AVAILABLE RECORDS —

★ ★ ★

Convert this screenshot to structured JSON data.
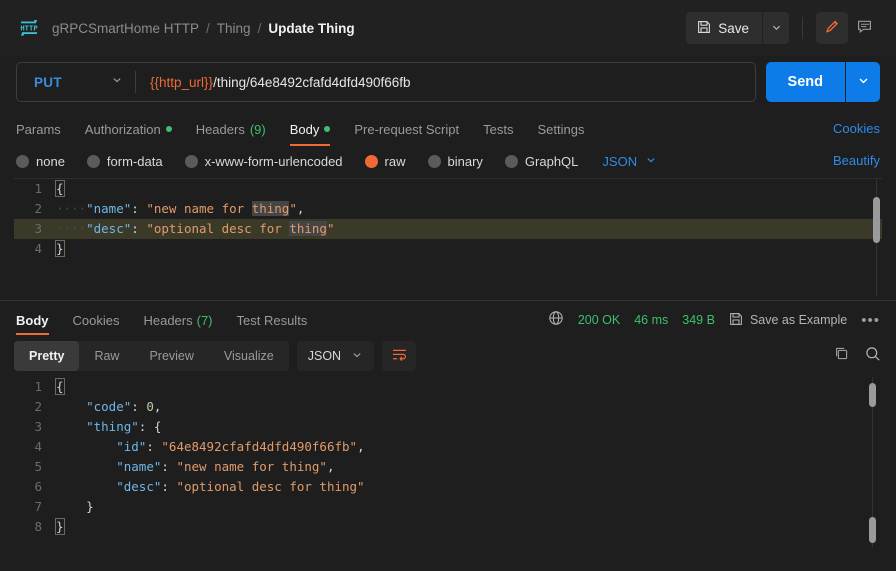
{
  "header": {
    "logo_icon": "http-logo-icon",
    "breadcrumb": [
      "gRPCSmartHome HTTP",
      "Thing",
      "Update Thing"
    ],
    "separator": "/",
    "save_label": "Save",
    "save_icon": "floppy-disk-icon",
    "save_caret_icon": "chevron-down-icon",
    "edit_icon": "pencil-icon",
    "comment_icon": "comment-icon"
  },
  "request": {
    "method": "PUT",
    "method_caret_icon": "chevron-down-icon",
    "url_variable": "{{http_url}}",
    "url_path": "/thing/64e8492cfafd4dfd490f66fb",
    "send_label": "Send",
    "send_caret_icon": "chevron-down-icon",
    "tabs": [
      {
        "label": "Params",
        "active": false,
        "dot": false,
        "count": ""
      },
      {
        "label": "Authorization",
        "active": false,
        "dot": true,
        "count": ""
      },
      {
        "label": "Headers",
        "active": false,
        "dot": false,
        "count": "(9)"
      },
      {
        "label": "Body",
        "active": true,
        "dot": true,
        "count": ""
      },
      {
        "label": "Pre-request Script",
        "active": false,
        "dot": false,
        "count": ""
      },
      {
        "label": "Tests",
        "active": false,
        "dot": false,
        "count": ""
      },
      {
        "label": "Settings",
        "active": false,
        "dot": false,
        "count": ""
      }
    ],
    "cookies_link": "Cookies",
    "body_types": [
      {
        "label": "none",
        "selected": false
      },
      {
        "label": "form-data",
        "selected": false
      },
      {
        "label": "x-www-form-urlencoded",
        "selected": false
      },
      {
        "label": "raw",
        "selected": true
      },
      {
        "label": "binary",
        "selected": false
      },
      {
        "label": "GraphQL",
        "selected": false
      }
    ],
    "raw_format": "JSON",
    "raw_format_caret_icon": "chevron-down-icon",
    "beautify_link": "Beautify",
    "body_lines": [
      {
        "n": "1",
        "text": "{"
      },
      {
        "n": "2",
        "text": "    \"name\": \"new name for thing\","
      },
      {
        "n": "3",
        "text": "    \"desc\": \"optional desc for thing\""
      },
      {
        "n": "4",
        "text": "}"
      }
    ],
    "highlighted_line": "3"
  },
  "response": {
    "tabs": [
      {
        "label": "Body",
        "active": true,
        "count": ""
      },
      {
        "label": "Cookies",
        "active": false,
        "count": ""
      },
      {
        "label": "Headers",
        "active": false,
        "count": "(7)"
      },
      {
        "label": "Test Results",
        "active": false,
        "count": ""
      }
    ],
    "globe_icon": "globe-icon",
    "status": "200 OK",
    "time": "46 ms",
    "size": "349 B",
    "save_example_icon": "floppy-disk-icon",
    "save_example_label": "Save as Example",
    "more_icon": "ellipsis-icon",
    "view_modes": [
      {
        "label": "Pretty",
        "active": true
      },
      {
        "label": "Raw",
        "active": false
      },
      {
        "label": "Preview",
        "active": false
      },
      {
        "label": "Visualize",
        "active": false
      }
    ],
    "format": "JSON",
    "format_caret_icon": "chevron-down-icon",
    "wrap_icon": "word-wrap-icon",
    "copy_icon": "copy-icon",
    "search_icon": "search-icon",
    "body_lines": [
      {
        "n": "1",
        "text": "{"
      },
      {
        "n": "2",
        "text": "    \"code\": 0,"
      },
      {
        "n": "3",
        "text": "    \"thing\": {"
      },
      {
        "n": "4",
        "text": "        \"id\": \"64e8492cfafd4dfd490f66fb\","
      },
      {
        "n": "5",
        "text": "        \"name\": \"new name for thing\","
      },
      {
        "n": "6",
        "text": "        \"desc\": \"optional desc for thing\""
      },
      {
        "n": "7",
        "text": "    }"
      },
      {
        "n": "8",
        "text": "}"
      }
    ]
  },
  "colors": {
    "accent_orange": "#ef6a36",
    "accent_blue": "#0d7ce8",
    "link_blue": "#2f8ae8",
    "success_green": "#3dbf6b",
    "method_blue": "#3a8dde",
    "background": "#1e1e1e",
    "panel": "#212121"
  }
}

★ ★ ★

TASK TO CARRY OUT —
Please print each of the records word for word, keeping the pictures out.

RESPONSE AREA —
Convert this screenshot to structured JSON data.
{
  "header": {
    "logo_icon": "http-logo-icon",
    "breadcrumb": [
      "gRPCSmartHome HTTP",
      "Thing",
      "Update Thing"
    ],
    "separator": "/",
    "save_label": "Save",
    "save_icon": "floppy-disk-icon",
    "save_caret_icon": "chevron-down-icon",
    "edit_icon": "pencil-icon",
    "comment_icon": "comment-icon"
  },
  "request": {
    "method": "PUT",
    "method_caret_icon": "chevron-down-icon",
    "url_variable": "{{http_url}}",
    "url_path": "/thing/64e8492cfafd4dfd490f66fb",
    "send_label": "Send",
    "send_caret_icon": "chevron-down-icon",
    "tabs": [
      {
        "label": "Params",
        "active": false,
        "dot": false,
        "count": ""
      },
      {
        "label": "Authorization",
        "active": false,
        "dot": true,
        "count": ""
      },
      {
        "label": "Headers",
        "active": false,
        "dot": false,
        "count": "(9)"
      },
      {
        "label": "Body",
        "active": true,
        "dot": true,
        "count": ""
      },
      {
        "label": "Pre-request Script",
        "active": false,
        "dot": false,
        "count": ""
      },
      {
        "label": "Tests",
        "active": false,
        "dot": false,
        "count": ""
      },
      {
        "label": "Settings",
        "active": false,
        "dot": false,
        "count": ""
      }
    ],
    "cookies_link": "Cookies",
    "body_types": [
      {
        "label": "none",
        "selected": false
      },
      {
        "label": "form-data",
        "selected": false
      },
      {
        "label": "x-www-form-urlencoded",
        "selected": false
      },
      {
        "label": "raw",
        "selected": true
      },
      {
        "label": "binary",
        "selected": false
      },
      {
        "label": "GraphQL",
        "selected": false
      }
    ],
    "raw_format": "JSON",
    "raw_format_caret_icon": "chevron-down-icon",
    "beautify_link": "Beautify",
    "body_lines": [
      {
        "n": "1",
        "text": "{"
      },
      {
        "n": "2",
        "text": "    \"name\": \"new name for thing\","
      },
      {
        "n": "3",
        "text": "    \"desc\": \"optional desc for thing\""
      },
      {
        "n": "4",
        "text": "}"
      }
    ],
    "highlighted_line": "3"
  },
  "response": {
    "tabs": [
      {
        "label": "Body",
        "active": true,
        "count": ""
      },
      {
        "label": "Cookies",
        "active": false,
        "count": ""
      },
      {
        "label": "Headers",
        "active": false,
        "count": "(7)"
      },
      {
        "label": "Test Results",
        "active": false,
        "count": ""
      }
    ],
    "globe_icon": "globe-icon",
    "status": "200 OK",
    "time": "46 ms",
    "size": "349 B",
    "save_example_icon": "floppy-disk-icon",
    "save_example_label": "Save as Example",
    "more_icon": "ellipsis-icon",
    "view_modes": [
      {
        "label": "Pretty",
        "active": true
      },
      {
        "label": "Raw",
        "active": false
      },
      {
        "label": "Preview",
        "active": false
      },
      {
        "label": "Visualize",
        "active": false
      }
    ],
    "format": "JSON",
    "format_caret_icon": "chevron-down-icon",
    "wrap_icon": "word-wrap-icon",
    "copy_icon": "copy-icon",
    "search_icon": "search-icon",
    "body_lines": [
      {
        "n": "1",
        "text": "{"
      },
      {
        "n": "2",
        "text": "    \"code\": 0,"
      },
      {
        "n": "3",
        "text": "    \"thing\": {"
      },
      {
        "n": "4",
        "text": "        \"id\": \"64e8492cfafd4dfd490f66fb\","
      },
      {
        "n": "5",
        "text": "        \"name\": \"new name for thing\","
      },
      {
        "n": "6",
        "text": "        \"desc\": \"optional desc for thing\""
      },
      {
        "n": "7",
        "text": "    }"
      },
      {
        "n": "8",
        "text": "}"
      }
    ]
  },
  "colors": {
    "accent_orange": "#ef6a36",
    "accent_blue": "#0d7ce8",
    "link_blue": "#2f8ae8",
    "success_green": "#3dbf6b",
    "method_blue": "#3a8dde",
    "background": "#1e1e1e",
    "panel": "#212121"
  }
}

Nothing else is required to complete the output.